▶ **Task brief**: Look through the data below and work out how many lines hold "非常爱情狂"; state only the number.
Extracted information START
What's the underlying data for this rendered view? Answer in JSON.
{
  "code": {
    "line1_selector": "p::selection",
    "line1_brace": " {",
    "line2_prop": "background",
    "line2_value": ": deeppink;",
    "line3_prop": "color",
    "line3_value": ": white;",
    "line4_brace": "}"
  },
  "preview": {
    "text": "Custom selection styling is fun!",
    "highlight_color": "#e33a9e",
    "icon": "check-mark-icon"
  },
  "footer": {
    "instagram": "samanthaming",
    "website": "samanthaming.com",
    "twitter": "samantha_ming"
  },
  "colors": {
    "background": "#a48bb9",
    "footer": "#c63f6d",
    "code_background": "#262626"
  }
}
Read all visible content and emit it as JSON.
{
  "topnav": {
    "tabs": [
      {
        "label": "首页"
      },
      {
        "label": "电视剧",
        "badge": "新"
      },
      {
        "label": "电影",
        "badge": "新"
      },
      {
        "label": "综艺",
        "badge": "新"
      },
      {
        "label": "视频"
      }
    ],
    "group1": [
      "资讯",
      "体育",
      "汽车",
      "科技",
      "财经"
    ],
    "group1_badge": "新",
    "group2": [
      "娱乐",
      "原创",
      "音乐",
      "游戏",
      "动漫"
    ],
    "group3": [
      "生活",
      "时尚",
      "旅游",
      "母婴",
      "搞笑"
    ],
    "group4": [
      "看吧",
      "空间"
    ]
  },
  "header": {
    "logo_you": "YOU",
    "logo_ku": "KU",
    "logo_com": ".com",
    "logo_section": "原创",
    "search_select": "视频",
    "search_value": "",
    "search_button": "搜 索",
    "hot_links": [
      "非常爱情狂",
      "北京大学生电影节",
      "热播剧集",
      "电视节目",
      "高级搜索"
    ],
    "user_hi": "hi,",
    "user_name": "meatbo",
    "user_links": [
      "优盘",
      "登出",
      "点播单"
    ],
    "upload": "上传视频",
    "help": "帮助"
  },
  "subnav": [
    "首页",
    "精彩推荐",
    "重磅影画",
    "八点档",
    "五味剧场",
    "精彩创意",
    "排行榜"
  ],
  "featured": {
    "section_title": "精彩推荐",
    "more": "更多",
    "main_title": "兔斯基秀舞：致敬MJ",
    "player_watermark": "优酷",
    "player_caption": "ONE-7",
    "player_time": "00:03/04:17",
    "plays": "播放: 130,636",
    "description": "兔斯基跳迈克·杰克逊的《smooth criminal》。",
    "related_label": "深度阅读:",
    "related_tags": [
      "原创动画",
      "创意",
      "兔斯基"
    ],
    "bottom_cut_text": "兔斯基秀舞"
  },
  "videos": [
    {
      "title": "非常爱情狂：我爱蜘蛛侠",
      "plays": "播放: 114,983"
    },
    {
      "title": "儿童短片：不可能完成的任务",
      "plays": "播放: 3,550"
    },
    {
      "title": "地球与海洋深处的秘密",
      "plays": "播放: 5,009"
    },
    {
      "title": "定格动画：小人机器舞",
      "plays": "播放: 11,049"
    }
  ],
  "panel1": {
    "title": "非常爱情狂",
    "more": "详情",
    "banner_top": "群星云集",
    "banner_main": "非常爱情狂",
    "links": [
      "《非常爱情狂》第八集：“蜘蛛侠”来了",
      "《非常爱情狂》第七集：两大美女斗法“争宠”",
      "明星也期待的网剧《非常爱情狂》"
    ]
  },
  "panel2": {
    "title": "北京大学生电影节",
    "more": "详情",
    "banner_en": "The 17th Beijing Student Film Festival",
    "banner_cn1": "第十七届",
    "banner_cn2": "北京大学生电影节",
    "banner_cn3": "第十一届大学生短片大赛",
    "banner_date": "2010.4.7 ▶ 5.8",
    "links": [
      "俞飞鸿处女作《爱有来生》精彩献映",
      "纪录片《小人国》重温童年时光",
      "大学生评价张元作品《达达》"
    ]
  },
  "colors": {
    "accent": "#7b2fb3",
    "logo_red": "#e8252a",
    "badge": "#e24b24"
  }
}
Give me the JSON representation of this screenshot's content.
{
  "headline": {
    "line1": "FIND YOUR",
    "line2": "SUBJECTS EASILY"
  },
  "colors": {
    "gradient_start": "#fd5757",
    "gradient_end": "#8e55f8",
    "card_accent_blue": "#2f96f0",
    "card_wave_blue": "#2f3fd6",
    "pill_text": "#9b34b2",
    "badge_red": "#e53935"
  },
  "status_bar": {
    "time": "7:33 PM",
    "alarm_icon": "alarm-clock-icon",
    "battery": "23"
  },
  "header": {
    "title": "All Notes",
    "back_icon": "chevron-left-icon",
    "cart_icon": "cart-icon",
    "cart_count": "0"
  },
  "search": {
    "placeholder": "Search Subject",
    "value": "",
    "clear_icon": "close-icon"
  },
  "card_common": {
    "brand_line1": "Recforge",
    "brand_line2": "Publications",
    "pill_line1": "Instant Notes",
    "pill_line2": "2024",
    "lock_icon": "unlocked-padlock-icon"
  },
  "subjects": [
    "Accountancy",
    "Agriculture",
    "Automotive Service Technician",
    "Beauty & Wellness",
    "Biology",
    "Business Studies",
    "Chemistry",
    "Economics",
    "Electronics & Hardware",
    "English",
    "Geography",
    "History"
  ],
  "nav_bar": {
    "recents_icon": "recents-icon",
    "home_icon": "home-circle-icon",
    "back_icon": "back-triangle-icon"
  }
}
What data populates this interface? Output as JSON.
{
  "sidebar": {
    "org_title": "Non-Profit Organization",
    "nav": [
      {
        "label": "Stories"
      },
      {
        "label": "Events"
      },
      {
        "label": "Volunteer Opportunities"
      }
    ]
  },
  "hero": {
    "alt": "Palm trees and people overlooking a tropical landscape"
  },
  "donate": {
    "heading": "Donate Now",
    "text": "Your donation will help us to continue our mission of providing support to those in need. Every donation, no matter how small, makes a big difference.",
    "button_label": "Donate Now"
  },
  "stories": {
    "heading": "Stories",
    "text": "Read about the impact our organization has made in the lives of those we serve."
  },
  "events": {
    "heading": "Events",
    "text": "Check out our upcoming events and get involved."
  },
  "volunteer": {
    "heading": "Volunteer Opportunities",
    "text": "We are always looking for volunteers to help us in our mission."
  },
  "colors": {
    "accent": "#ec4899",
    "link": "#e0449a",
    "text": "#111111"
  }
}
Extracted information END
▶ **Solution for this task**: 7